## Problem to work on
Every entry that follows needs to be repeated exactly.

---- Given information

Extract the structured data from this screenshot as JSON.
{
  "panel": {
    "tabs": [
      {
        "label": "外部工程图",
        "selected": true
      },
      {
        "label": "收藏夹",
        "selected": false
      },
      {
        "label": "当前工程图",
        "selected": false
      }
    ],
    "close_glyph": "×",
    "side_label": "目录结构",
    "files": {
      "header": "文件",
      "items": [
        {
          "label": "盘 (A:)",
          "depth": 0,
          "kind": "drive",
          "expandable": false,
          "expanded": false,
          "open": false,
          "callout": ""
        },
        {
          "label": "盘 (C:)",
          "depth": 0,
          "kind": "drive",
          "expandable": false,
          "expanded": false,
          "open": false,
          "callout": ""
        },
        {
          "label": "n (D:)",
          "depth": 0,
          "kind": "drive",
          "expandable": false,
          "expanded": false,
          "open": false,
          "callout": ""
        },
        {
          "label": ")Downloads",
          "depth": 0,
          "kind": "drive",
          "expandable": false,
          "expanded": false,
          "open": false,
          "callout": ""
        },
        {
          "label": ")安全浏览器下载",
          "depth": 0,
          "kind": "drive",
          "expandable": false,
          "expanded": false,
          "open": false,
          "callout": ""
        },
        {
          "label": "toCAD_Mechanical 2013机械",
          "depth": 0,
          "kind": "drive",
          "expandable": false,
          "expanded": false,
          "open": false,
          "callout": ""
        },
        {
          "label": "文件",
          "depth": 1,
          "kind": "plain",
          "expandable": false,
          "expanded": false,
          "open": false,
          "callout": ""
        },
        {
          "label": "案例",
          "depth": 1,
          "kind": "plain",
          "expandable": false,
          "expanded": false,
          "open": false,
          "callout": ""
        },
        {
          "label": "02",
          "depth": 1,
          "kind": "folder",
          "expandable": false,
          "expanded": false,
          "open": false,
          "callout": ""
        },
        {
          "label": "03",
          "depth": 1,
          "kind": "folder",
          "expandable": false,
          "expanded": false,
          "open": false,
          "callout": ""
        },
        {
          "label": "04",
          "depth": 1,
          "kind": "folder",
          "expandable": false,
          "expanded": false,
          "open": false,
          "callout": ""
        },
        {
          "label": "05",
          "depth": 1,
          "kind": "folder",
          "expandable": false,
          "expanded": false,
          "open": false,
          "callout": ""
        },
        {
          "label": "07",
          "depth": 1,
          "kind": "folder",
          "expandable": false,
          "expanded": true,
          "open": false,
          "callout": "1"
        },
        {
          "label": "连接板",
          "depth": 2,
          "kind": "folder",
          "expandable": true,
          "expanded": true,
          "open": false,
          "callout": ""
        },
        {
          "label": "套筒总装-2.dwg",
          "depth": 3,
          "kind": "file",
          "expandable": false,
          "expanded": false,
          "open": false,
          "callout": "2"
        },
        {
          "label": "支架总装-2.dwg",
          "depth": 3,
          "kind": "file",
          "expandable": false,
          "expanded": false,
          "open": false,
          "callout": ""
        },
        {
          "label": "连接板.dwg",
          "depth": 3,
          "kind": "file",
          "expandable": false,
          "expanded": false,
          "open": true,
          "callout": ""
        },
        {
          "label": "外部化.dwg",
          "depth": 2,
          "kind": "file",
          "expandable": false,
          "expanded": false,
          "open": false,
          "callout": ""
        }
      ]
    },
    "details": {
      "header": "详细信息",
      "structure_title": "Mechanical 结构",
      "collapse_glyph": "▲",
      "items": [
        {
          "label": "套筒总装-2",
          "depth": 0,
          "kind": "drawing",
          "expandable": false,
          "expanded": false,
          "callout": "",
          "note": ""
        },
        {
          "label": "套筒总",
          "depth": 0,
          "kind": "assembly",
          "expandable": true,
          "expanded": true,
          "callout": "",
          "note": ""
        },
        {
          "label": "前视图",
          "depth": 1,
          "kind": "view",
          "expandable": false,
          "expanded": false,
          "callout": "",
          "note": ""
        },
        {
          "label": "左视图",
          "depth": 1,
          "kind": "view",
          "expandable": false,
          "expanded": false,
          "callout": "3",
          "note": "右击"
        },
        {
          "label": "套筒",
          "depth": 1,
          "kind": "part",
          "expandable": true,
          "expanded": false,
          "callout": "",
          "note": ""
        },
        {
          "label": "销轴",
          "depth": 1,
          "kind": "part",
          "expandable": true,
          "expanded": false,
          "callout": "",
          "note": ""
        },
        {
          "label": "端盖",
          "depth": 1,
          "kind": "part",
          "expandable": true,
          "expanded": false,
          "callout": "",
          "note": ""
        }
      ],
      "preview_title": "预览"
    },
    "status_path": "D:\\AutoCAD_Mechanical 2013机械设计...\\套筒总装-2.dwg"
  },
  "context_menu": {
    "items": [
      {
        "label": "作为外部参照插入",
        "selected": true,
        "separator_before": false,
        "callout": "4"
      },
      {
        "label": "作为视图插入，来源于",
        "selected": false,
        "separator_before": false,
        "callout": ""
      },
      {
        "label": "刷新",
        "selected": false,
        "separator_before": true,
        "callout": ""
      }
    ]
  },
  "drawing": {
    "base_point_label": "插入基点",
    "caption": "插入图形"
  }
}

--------

## Solution
Extract the structured data from this screenshot as JSON.
{
  "panel": {
    "tabs": [
      {
        "label": "外部工程图",
        "selected": true
      },
      {
        "label": "收藏夹",
        "selected": false
      },
      {
        "label": "当前工程图",
        "selected": false
      }
    ],
    "close_glyph": "×",
    "side_label": "目录结构",
    "files": {
      "header": "文件",
      "items": [
        {
          "label": "盘 (A:)",
          "depth": 0,
          "kind": "drive",
          "expandable": false,
          "expanded": false,
          "open": false,
          "callout": ""
        },
        {
          "label": "盘 (C:)",
          "depth": 0,
          "kind": "drive",
          "expandable": false,
          "expanded": false,
          "open": false,
          "callout": ""
        },
        {
          "label": "n (D:)",
          "depth": 0,
          "kind": "drive",
          "expandable": false,
          "expanded": false,
          "open": false,
          "callout": ""
        },
        {
          "label": ")Downloads",
          "depth": 0,
          "kind": "drive",
          "expandable": false,
          "expanded": false,
          "open": false,
          "callout": ""
        },
        {
          "label": ")安全浏览器下载",
          "depth": 0,
          "kind": "drive",
          "expandable": false,
          "expanded": false,
          "open": false,
          "callout": ""
        },
        {
          "label": "toCAD_Mechanical 2013机械",
          "depth": 0,
          "kind": "drive",
          "expandable": false,
          "expanded": false,
          "open": false,
          "callout": ""
        },
        {
          "label": "文件",
          "depth": 1,
          "kind": "plain",
          "expandable": false,
          "expanded": false,
          "open": false,
          "callout": ""
        },
        {
          "label": "案例",
          "depth": 1,
          "kind": "plain",
          "expandable": false,
          "expanded": false,
          "open": false,
          "callout": ""
        },
        {
          "label": "02",
          "depth": 1,
          "kind": "folder",
          "expandable": false,
          "expanded": false,
          "open": false,
          "callout": ""
        },
        {
          "label": "03",
          "depth": 1,
          "kind": "folder",
          "expandable": false,
          "expanded": false,
          "open": false,
          "callout": ""
        },
        {
          "label": "04",
          "depth": 1,
          "kind": "folder",
          "expandable": false,
          "expanded": false,
          "open": false,
          "callout": ""
        },
        {
          "label": "05",
          "depth": 1,
          "kind": "folder",
          "expandable": false,
          "expanded": false,
          "open": false,
          "callout": ""
        },
        {
          "label": "07",
          "depth": 1,
          "kind": "folder",
          "expandable": false,
          "expanded": true,
          "open": false,
          "callout": "1"
        },
        {
          "label": "连接板",
          "depth": 2,
          "kind": "folder",
          "expandable": true,
          "expanded": true,
          "open": false,
          "callout": ""
        },
        {
          "label": "套筒总装-2.dwg",
          "depth": 3,
          "kind": "file",
          "expandable": false,
          "expanded": false,
          "open": false,
          "callout": "2"
        },
        {
          "label": "支架总装-2.dwg",
          "depth": 3,
          "kind": "file",
          "expandable": false,
          "expanded": false,
          "open": false,
          "callout": ""
        },
        {
          "label": "连接板.dwg",
          "depth": 3,
          "kind": "file",
          "expandable": false,
          "expanded": false,
          "open": true,
          "callout": ""
        },
        {
          "label": "外部化.dwg",
          "depth": 2,
          "kind": "file",
          "expandable": false,
          "expanded": false,
          "open": false,
          "callout": ""
        }
      ]
    },
    "details": {
      "header": "详细信息",
      "structure_title": "Mechanical 结构",
      "collapse_glyph": "▲",
      "items": [
        {
          "label": "套筒总装-2",
          "depth": 0,
          "kind": "drawing",
          "expandable": false,
          "expanded": false,
          "callout": "",
          "note": ""
        },
        {
          "label": "套筒总",
          "depth": 0,
          "kind": "assembly",
          "expandable": true,
          "expanded": true,
          "callout": "",
          "note": ""
        },
        {
          "label": "前视图",
          "depth": 1,
          "kind": "view",
          "expandable": false,
          "expanded": false,
          "callout": "",
          "note": ""
        },
        {
          "label": "左视图",
          "depth": 1,
          "kind": "view",
          "expandable": false,
          "expanded": false,
          "callout": "3",
          "note": "右击"
        },
        {
          "label": "套筒",
          "depth": 1,
          "kind": "part",
          "expandable": true,
          "expanded": false,
          "callout": "",
          "note": ""
        },
        {
          "label": "销轴",
          "depth": 1,
          "kind": "part",
          "expandable": true,
          "expanded": false,
          "callout": "",
          "note": ""
        },
        {
          "label": "端盖",
          "depth": 1,
          "kind": "part",
          "expandable": true,
          "expanded": false,
          "callout": "",
          "note": ""
        }
      ],
      "preview_title": "预览"
    },
    "status_path": "D:\\AutoCAD_Mechanical 2013机械设计...\\套筒总装-2.dwg"
  },
  "context_menu": {
    "items": [
      {
        "label": "作为外部参照插入",
        "selected": true,
        "separator_before": false,
        "callout": "4"
      },
      {
        "label": "作为视图插入，来源于",
        "selected": false,
        "separator_before": false,
        "callout": ""
      },
      {
        "label": "刷新",
        "selected": false,
        "separator_before": true,
        "callout": ""
      }
    ]
  },
  "drawing": {
    "base_point_label": "插入基点",
    "caption": "插入图形"
  }
}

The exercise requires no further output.